A couple of years before they ended their reign, J cut a solo album called Martin + Me. Recorded live and acoustic, the record allowed the bones of J’s songs to be totally visible for the first time. Fans were surprised to hear how melodically elegant these compositions were, even if J still seemed interested in swallowing some of the words that most folks would have sung. Since then, through the reformation of the original Dinosaur Jr lineup in 2005, J has recorded solo albums now and then, when he had songs that were suited to acoustic (or at least relatively toned-down) performance. And those album, Sings + Chant for AMMA (2005), Several Shades of Why (2011) and Tied to a Star (2014) all delivered incredible sets of songs presented with a minimum of bombast and a surfeit of cool.
Like its predecessors, Elastic Days was recorded at J’s own Bisquiteen studio. Mascis does almost all his own stunts, although Ken Miauri (who also appeared on Tied to a Star) plays keyboards and there are a few guest vocal spots. These include old mates Pall Jenkins (Black Heart Procession), and Mark Mulcahy (Miracle Legion, etc.), as well as the newly-added voice of Zoë Randell (Luluc), among others. But the show is mostly J’s and J’s alone.

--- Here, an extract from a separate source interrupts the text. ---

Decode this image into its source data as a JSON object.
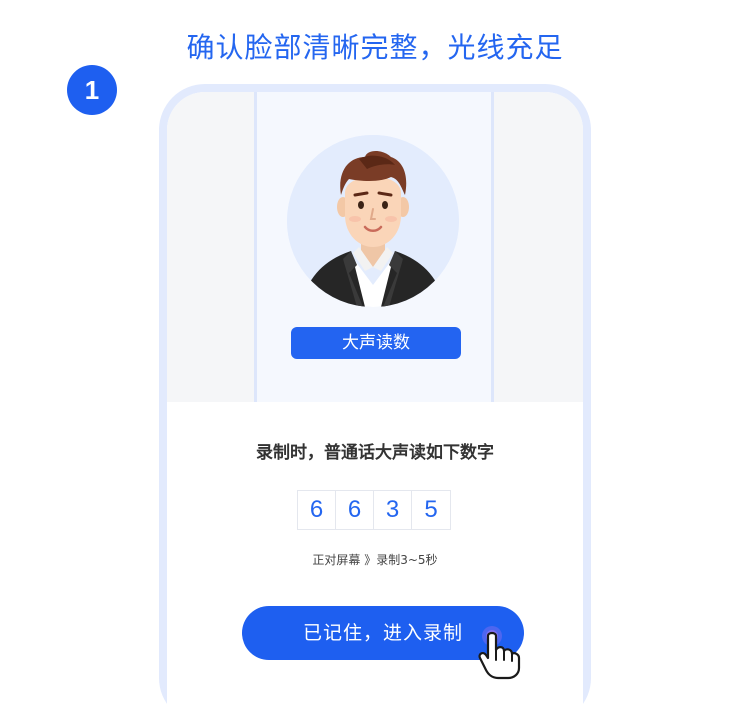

He laughs when I tell him I’m surprised by how melodic his vocals seem to have gotten. Asked if that was intentional, he says, “No. I took some singing lessons and do vocal warm-ups now, but that was mostly just to keep from blowing out my vocal cords when Dino started touring again. The biggest difference with this record might have to do with the drums. I’d just got a new drum set I was really excited about. I don’t have too many drum outlets at the moment, so I played a lot more drums than I’d originally planned. I just kept playing. [laughs] I’d play the acoustic guitar parts then head right to the drums.”

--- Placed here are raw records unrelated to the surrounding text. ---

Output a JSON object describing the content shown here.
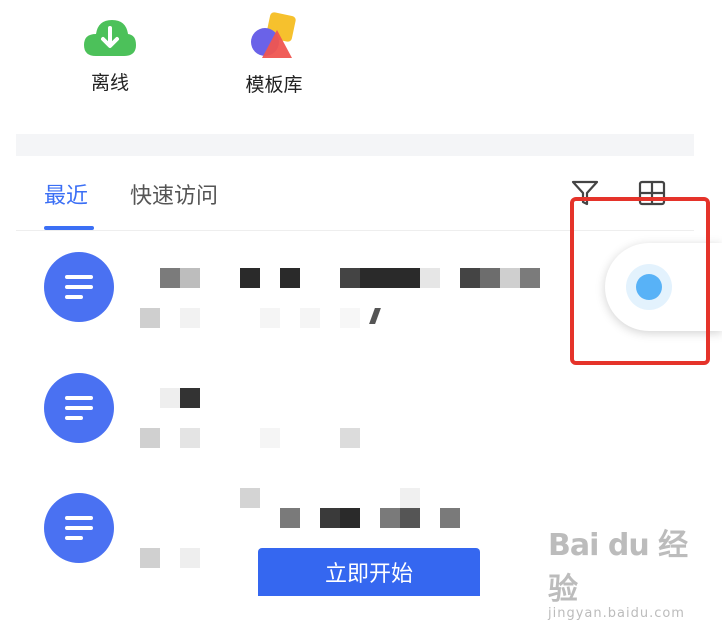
{
  "quick_access": [
    {
      "label": "离线",
      "icon": "download-cloud-icon"
    },
    {
      "label": "模板库",
      "icon": "shapes-icon"
    }
  ],
  "tabs": [
    {
      "label": "最近",
      "active": true
    },
    {
      "label": "快速访问",
      "active": false
    }
  ],
  "toolbar_icons": [
    "filter-icon",
    "grid-view-icon"
  ],
  "file_list_row_count": 3,
  "bottom_button_label": "立即开始",
  "watermark": {
    "main": "Bai du 经验",
    "sub": "jingyan.baidu.com"
  },
  "colors": {
    "accent": "#3b6ff5",
    "doc_icon": "#4a71f2",
    "highlight": "#e5332a",
    "float_dot": "#58b2f7",
    "download_green": "#4cc15a"
  }
}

There is plenty of drumming on the dozen songs on Elastic Days. But for those expecting the hallucinatory overload of Dinosaur Jr’s live attack, the gentleness of the approach here will draw easy comparisons to Neil Young’s binary approach to working solo versus working with Crazy Horse. This is a lazy man’s shorthand, but it still rings true.
J’s vocals have always leaned in a direction acknowledging the Bard of Toronto, but as early as Dinosaur Jr’s third single, the epoch-defining “Freak Scene,” J’s off-hand vocal delivery was instantly recognizable. On a track like “Sky Is All We Had,” the same dynamism is at work, but the evolution of technique is so massive as to lift the proceedings to a new level. The album is chock-full of similar nuggets. Built around acoustic guitar figures, often holding off electric flights of guitar backdrop until the third act, the tunes are massively seductive and satisfying. J’s fave track is “See You at the Movies,” which has a fully evolved sense of loss hanging over it, and features the classic couplet, “I don’t peak too early/I don’t peak at all.” My own choice is “Picking Out the Seeds,” on which J pulls out his falsetto voice to great effect, and maintains a middlin’ pace that makes the tune one of the great Beard Rock readymades of the era.
But Elastic Days brims with great moments: Epic hooks that snare you in surprisingly subtle ways, guitar textures that slide against each other like old lovers, and structures that range from a neo-power-ballad (“Web So Dense”) to jazzily-canted West Coasty post-psych (“Give It Off”) to a track that subliminally recalls the keyboard approach of Scott Thurston-era Stooges (“Drop Me”). The album plays out with a combination of holism and variety that is certain to set many brains ablaze.
J says he’ll be taking this album on the road later in the year. He’ll be playing by himself, but unlike other solo tours he says he’ll be standing up this time. “I used to just sit down and build a little fort around myself — amps, music stands, drinks stands, all that stuff. But I just realized it sounds better if the amps are higher up because I’m so used to playing with stacks. So I’ll stand this time.”
I ask if it’s not pretty weird to stand alone on a big stage. “Yeah,” he says. “But it’s weird sitting down too.” Ha. Good point. One needs to be elastic. In all things. – Byron Coley